August 20 Introduction to the course
22 Practice in reading poetry: as assigned
27 Practice in reading poetry: as assigned
29 Practice in reading poetry: as assigned
September 3 Labor Day Holiday
PART ONE: BIG
5 Looking back: Walt Whitman and Emily Dickinson
10 Hart Crane
12 William Carlos Williams
17 Marianne Moore
19 Theodore Roethke
24 Charles Olson
PART TWO: NEW
26 Ezra Pound
October 1 T. S. Eliot
3 T. S. Eliot
8 Fall Break
10 Robert Frost
15 No class: instructor at conference
17 Robert Frost
22 Langston Hughes
PART THREE: PROSPEROUS
24 E. A. Robinson
29 Wallace Stevens
31 Allen Ginsberg
November 5 Genevieve Taggard
PART FOUR: FREE
7 Paul Laurence Dunbar and Claude McKay
12 Gwendolyn Brooks
14 Charles Reznikoff
19 John Berryman
21 Thanksgiving Holiday
26 Robert Lowell
28 Elizabeth Bishop
December 3 Sylvia Plath
5 Adrienne Rich
10 Final class: review
There will be a take-home final examination.
STUDENT LEARNING GOALS: At the completion of this course, all students will be able to
In addition, graduate students in the M. A., M. F. A., and Ph. D. programs will practice research methods for the critical study of poetry and will be familiar with literary theories relevant to the study of 20th-century American poetry.
COURSE TEXT: Anthology of Modern American Poetry, ed. Cary Nelson. Oxford UP, 2000.
COURSE REQUIREMENTS: For each assignment, students are to read all poems in the text by a given author and will be asked to take special care in preparing specific poems as assigned.

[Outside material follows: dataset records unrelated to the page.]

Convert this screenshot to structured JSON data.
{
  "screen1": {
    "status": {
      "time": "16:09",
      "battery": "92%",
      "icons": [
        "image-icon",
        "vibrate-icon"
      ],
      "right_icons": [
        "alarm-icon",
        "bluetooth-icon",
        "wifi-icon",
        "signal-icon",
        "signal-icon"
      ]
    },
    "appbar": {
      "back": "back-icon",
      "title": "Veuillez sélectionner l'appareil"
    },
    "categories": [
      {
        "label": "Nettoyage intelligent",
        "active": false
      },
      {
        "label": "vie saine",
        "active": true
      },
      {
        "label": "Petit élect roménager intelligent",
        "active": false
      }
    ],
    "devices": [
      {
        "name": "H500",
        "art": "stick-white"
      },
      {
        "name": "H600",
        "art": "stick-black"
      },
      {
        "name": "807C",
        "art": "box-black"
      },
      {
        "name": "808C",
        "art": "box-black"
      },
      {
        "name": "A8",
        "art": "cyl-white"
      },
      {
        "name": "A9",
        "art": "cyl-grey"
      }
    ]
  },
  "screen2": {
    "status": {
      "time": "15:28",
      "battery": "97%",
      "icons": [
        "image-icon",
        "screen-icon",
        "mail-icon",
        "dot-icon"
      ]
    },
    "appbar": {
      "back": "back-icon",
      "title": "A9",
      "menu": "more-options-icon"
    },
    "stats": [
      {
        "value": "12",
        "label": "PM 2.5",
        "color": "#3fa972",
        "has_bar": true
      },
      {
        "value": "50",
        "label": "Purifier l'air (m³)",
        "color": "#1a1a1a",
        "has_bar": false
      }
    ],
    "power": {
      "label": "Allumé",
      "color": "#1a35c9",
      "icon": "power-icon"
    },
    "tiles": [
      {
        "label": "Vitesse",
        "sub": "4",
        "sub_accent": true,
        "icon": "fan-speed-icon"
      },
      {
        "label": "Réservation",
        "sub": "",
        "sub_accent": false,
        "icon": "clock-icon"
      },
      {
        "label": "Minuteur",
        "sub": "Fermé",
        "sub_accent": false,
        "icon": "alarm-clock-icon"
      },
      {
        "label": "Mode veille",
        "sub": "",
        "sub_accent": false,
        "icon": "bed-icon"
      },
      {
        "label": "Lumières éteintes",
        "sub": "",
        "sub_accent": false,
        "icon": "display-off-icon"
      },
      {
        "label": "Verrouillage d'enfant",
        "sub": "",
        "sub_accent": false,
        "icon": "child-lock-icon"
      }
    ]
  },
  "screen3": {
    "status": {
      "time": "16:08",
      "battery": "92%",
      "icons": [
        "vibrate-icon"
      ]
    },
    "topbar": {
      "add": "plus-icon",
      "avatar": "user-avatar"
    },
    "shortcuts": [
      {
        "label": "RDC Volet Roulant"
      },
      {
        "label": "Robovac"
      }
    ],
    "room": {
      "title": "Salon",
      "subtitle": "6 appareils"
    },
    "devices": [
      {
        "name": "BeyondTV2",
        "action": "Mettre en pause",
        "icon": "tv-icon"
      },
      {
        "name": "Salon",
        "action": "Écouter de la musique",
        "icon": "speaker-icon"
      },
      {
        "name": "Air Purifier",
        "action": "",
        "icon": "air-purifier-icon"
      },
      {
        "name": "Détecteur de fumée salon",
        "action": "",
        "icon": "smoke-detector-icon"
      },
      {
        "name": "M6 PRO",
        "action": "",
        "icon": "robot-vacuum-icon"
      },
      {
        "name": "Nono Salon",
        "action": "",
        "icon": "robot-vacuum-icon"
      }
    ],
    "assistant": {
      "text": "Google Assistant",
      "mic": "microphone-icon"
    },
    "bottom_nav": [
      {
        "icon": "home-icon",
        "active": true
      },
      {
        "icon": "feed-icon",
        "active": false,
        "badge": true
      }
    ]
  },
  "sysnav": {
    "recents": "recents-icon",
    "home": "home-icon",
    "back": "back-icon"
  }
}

Undergraduate students will write two 5-page essays: the first will be a traditional explication; the second, a study of the historical context of a poet

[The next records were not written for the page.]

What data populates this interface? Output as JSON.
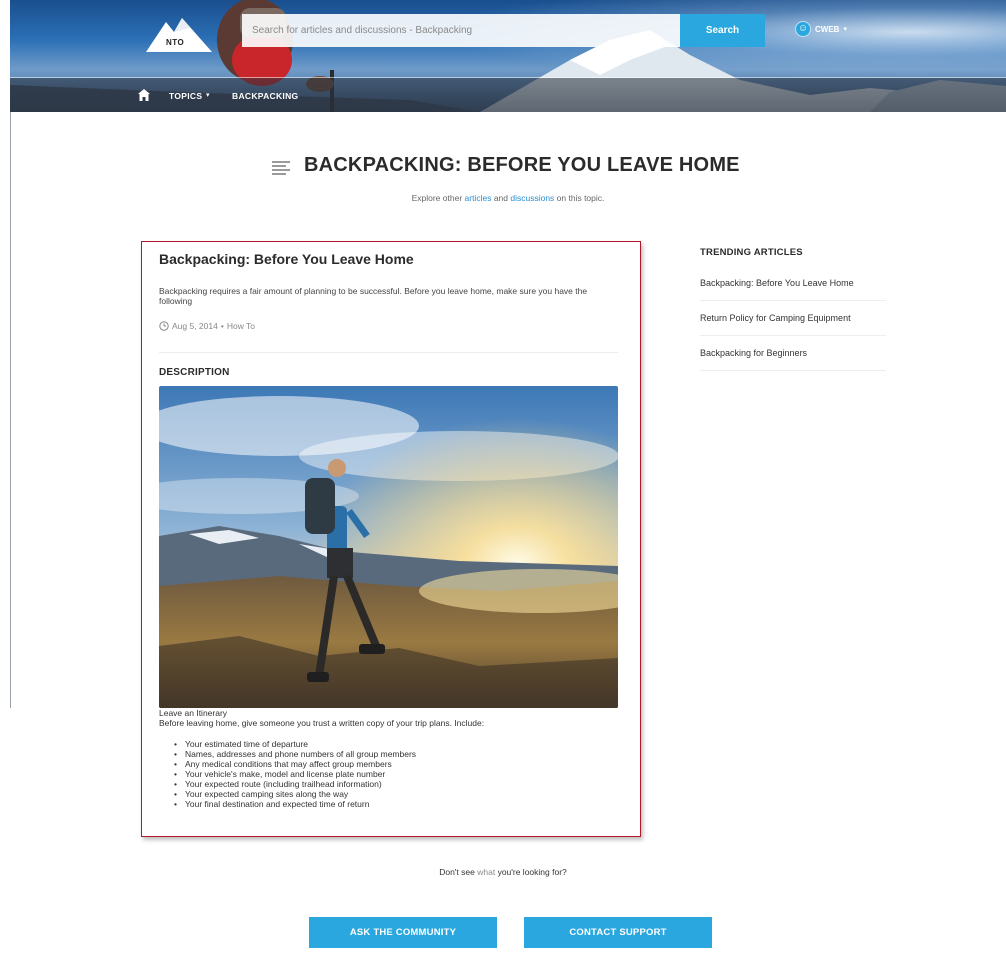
{
  "header": {
    "logo_text": "NTO",
    "search": {
      "placeholder": "Search for articles and discussions - Backpacking",
      "button_label": "Search"
    },
    "user": {
      "name": "CWEB",
      "caret": "▾"
    },
    "nav": {
      "topics_label": "TOPICS",
      "topics_caret": "▾",
      "current_topic": "BACKPACKING"
    }
  },
  "topic": {
    "title": "BACKPACKING: BEFORE YOU LEAVE HOME",
    "subtitle_prefix": "Explore other ",
    "subtitle_link1": "articles",
    "subtitle_mid": " and ",
    "subtitle_link2": "discussions",
    "subtitle_suffix": " on this topic."
  },
  "article": {
    "title": "Backpacking: Before You Leave Home",
    "summary": "Backpacking requires a fair amount of planning to be successful. Before you leave home, make sure you have the following",
    "date": "Aug 5, 2014",
    "separator": "•",
    "type": "How To",
    "description_heading": "DESCRIPTION",
    "body_heading": "Leave an Itinerary",
    "body_intro": "Before leaving home, give someone you trust a written copy of your trip plans. Include:",
    "checklist": [
      "Your estimated time of departure",
      "Names, addresses and phone numbers of all group members",
      "Any medical conditions that may affect group members",
      "Your vehicle's make, model and license plate number",
      "Your expected route (including trailhead information)",
      "Your expected camping sites along the way",
      "Your final destination and expected time of return"
    ]
  },
  "sidebar": {
    "heading": "TRENDING ARTICLES",
    "items": [
      "Backpacking: Before You Leave Home",
      "Return Policy for Camping Equipment",
      "Backpacking for Beginners"
    ]
  },
  "footer": {
    "question_prefix": "Don't see ",
    "question_accent": "what",
    "question_suffix": " you're looking for?",
    "ask_label": "ASK THE COMMUNITY",
    "contact_label": "CONTACT SUPPORT"
  },
  "colors": {
    "accent": "#2aa7de",
    "link": "#2a8ed1",
    "highlight_border": "#b3182a"
  },
  "icons": [
    "nto-logo-icon",
    "user-avatar-icon",
    "home-icon",
    "topic-list-icon",
    "clock-icon"
  ]
}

The graduate student essays will be due on the final day of class. Graduate students will also be asked to make brief oral reports on focused topics as assigned. All students in the course will write a take-home final examination.
BASIS FOR GRADES: Undergraduates: 30% for each essay; 20% for the final exam; 20% for attendance and preparedness for class discussion.
Graduate students: Final essay 30%; final examination 30%; oral reports as assigned 20%;
20% for attendance and preparedness for class discussion.
OFFICE HOURS and Other Information: My office is McIver 124, and my regular office hour will be from 1-2 p.m. on Mondays and Wednesdays; other times, by appointment. My office phone number (with a message machine) is 334-5650, and my e-mail address is A list of useful sites for the study of modernism and poetry may be found on my page within the English Department website. Critical commentary to accompany the Oxford anthology is at
POLICIES: Students are expected to be familiar with, and to abide by, the University
Honor Code. Late papers are marked down 1/3 grade.